The City established a seven-cent bag tax on paper and plastic bags to help reduce the use of disposable plastic and paper bags used in Chicago, and while this tax is new to Chicago, many other major cities previously established a tax or fee on disposable bags and have had success in curbing disposable bag use.  For example, a study of grocery store shoppers in the Washington Metropolitan Area showed that a five-cent tax on disposable bags reduced the number of bags shoppers took at checkout.  The study showed that prior to the bag tax, 82 percent of shoppers took at least one bag at the checkout stand.  After the imposition of the tax only 40 percent did.

Further, cities and counties that implemented a bag tax continue to see ongoing reductions in disposable bag use as consumers become more familiar with the tax and bringing their own bag shopping becomes more prevalent.  Chicago intends to study consumer behavior related to disposalbe bag use over multiple years and anticipates similar ongoing reduction in paper and plastic use as more consumers build in the habit of going bagless or bringing their own reusable bag.

"It is great news that disposable bag use has declined since the Checkout Bag Tax went into effect," said Jen Walling, Executive Director of the Illinois Environmental Council. "We've all seen where disposable bags often end up - wrapped around trees and bushes, in Lake Michigan or the Chicago River, blowing around on windy days. Hopefully the reduction we've seen so far is a first step in getting all of these bags out of our environment."

Under Mayor Emanuel’s leadership, Chicago’s reduction in waste has a played a significant role in improving the City’s environment.  From 2010 to 2015 Chicago’s carbon emissions from waste were down 30 percent, with the expansion of the City’s recycling program playing a significant factor.  During those give years the City increased the numbers of tons of recycled material from 58,000 to 97,000.

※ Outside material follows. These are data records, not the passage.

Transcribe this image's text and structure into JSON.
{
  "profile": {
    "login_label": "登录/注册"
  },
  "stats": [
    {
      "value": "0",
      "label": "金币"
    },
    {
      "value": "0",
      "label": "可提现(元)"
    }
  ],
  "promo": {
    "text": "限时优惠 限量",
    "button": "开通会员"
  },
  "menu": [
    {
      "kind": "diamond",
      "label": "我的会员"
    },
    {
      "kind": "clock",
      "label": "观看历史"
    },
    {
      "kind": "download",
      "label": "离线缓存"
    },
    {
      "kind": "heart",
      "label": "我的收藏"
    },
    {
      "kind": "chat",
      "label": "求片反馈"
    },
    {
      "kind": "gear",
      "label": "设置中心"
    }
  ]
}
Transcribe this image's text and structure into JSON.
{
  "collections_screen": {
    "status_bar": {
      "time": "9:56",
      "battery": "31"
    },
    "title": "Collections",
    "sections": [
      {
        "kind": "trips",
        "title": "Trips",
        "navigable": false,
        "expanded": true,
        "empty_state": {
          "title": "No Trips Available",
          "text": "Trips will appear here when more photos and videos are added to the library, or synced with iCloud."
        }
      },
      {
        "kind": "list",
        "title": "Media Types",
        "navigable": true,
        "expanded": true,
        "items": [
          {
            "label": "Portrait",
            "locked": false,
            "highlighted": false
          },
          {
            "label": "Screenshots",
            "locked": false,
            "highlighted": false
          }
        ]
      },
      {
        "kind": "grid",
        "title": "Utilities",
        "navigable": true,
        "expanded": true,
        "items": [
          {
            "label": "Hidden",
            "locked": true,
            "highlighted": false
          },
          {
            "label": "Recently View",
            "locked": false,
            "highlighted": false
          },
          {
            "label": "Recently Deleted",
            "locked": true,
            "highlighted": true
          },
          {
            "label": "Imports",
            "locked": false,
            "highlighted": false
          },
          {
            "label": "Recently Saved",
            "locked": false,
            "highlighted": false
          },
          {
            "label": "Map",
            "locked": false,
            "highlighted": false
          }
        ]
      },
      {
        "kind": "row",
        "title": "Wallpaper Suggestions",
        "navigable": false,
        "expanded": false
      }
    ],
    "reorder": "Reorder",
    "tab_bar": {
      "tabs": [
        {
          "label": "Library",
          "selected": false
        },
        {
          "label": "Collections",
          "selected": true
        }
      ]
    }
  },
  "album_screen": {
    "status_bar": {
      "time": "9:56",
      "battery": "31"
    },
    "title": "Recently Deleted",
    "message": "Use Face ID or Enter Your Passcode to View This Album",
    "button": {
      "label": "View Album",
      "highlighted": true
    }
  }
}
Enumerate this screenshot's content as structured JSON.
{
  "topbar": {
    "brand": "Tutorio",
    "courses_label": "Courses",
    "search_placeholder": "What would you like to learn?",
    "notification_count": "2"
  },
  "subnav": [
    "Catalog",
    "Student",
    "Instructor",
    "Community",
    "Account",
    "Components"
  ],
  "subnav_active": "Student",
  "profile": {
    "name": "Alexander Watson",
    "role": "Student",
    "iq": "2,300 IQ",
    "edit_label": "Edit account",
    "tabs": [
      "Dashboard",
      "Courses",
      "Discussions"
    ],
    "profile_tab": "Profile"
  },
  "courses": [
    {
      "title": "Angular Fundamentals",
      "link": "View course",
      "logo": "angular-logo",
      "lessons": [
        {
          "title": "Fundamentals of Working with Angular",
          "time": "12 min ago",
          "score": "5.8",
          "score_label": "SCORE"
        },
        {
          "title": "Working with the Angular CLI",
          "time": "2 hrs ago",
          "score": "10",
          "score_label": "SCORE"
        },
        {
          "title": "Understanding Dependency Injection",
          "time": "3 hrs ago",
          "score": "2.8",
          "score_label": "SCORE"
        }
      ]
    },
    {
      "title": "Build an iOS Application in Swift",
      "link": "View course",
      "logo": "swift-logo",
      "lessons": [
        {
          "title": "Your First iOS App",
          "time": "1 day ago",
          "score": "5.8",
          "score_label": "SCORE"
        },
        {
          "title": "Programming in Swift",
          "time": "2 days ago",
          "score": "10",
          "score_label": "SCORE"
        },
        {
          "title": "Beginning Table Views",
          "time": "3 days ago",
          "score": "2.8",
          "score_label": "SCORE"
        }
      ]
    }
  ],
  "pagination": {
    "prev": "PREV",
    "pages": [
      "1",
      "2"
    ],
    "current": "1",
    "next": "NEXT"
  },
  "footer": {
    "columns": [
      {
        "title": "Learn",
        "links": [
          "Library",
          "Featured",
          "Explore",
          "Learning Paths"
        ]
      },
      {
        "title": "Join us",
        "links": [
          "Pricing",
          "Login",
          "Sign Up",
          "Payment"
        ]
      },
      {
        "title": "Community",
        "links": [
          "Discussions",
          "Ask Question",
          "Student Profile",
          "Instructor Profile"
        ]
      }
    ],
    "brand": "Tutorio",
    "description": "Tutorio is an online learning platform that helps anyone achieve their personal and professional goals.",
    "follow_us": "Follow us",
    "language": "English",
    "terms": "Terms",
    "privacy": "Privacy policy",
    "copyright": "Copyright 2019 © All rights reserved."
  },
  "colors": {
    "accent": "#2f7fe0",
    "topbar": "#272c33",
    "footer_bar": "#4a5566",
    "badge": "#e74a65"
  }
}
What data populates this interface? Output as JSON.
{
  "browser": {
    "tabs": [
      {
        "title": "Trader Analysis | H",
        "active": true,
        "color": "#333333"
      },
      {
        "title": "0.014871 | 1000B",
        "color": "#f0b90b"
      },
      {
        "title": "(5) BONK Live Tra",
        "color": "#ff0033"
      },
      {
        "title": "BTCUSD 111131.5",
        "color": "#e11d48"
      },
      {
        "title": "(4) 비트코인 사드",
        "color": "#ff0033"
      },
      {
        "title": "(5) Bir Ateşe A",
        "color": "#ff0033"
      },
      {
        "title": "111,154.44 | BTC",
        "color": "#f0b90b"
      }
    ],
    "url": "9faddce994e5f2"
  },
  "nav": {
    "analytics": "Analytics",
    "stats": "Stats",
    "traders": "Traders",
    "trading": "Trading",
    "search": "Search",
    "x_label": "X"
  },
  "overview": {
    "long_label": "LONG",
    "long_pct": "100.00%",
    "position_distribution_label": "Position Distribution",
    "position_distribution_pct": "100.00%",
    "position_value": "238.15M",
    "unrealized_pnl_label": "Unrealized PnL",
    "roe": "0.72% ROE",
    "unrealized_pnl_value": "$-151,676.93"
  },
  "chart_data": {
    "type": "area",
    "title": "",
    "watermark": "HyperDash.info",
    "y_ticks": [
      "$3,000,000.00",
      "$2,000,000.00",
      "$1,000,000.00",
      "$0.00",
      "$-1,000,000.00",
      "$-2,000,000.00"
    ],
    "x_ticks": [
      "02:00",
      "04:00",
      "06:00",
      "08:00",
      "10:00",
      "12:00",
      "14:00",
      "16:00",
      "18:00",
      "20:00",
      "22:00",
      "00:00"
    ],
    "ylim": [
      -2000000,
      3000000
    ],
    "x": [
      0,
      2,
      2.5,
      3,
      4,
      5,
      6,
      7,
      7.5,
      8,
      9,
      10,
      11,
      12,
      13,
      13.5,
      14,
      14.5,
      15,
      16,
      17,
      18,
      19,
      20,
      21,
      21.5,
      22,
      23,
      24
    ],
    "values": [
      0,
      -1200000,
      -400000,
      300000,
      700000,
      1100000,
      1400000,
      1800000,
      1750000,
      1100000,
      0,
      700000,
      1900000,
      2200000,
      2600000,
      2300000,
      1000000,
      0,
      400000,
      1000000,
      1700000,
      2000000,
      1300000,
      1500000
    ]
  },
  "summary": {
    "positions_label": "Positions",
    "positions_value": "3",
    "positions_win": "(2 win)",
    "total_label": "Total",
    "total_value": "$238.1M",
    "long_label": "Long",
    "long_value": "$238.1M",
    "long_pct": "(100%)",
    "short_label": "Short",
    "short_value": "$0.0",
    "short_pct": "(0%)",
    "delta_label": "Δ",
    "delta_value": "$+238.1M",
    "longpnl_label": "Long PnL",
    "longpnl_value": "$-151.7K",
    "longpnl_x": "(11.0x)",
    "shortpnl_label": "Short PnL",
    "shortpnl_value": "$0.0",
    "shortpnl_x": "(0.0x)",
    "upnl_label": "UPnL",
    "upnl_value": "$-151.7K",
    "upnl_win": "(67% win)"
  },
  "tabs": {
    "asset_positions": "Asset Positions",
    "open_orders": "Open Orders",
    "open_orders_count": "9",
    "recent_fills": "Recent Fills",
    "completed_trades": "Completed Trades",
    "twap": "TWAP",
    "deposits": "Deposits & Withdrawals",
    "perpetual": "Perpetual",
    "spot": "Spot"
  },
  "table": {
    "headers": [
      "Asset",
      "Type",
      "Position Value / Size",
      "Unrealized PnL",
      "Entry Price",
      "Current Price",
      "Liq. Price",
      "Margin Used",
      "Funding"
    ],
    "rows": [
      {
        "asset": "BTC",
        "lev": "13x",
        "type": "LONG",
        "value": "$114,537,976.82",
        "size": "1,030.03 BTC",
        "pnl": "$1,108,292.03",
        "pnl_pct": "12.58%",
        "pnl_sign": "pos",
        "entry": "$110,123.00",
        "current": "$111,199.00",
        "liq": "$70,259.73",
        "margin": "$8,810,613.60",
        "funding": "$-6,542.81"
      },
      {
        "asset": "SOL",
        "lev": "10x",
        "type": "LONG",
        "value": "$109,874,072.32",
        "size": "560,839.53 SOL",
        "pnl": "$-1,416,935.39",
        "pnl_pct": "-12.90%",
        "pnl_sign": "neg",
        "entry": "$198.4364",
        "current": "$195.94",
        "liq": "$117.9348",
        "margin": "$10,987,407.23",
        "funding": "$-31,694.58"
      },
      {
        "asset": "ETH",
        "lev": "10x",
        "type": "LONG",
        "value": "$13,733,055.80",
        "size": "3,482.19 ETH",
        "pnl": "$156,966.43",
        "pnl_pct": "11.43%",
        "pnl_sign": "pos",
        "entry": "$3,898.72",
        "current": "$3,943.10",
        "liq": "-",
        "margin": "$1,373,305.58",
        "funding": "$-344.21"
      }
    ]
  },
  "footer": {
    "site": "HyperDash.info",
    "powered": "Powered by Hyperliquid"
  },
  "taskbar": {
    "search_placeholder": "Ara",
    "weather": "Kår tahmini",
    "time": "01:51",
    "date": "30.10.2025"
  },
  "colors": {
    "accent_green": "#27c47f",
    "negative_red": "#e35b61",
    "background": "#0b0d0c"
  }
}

The preliminary study by ideas42, New York University, and the University of Chicago Energy and Environment Lab is available at: www.ideas42.org/cbdt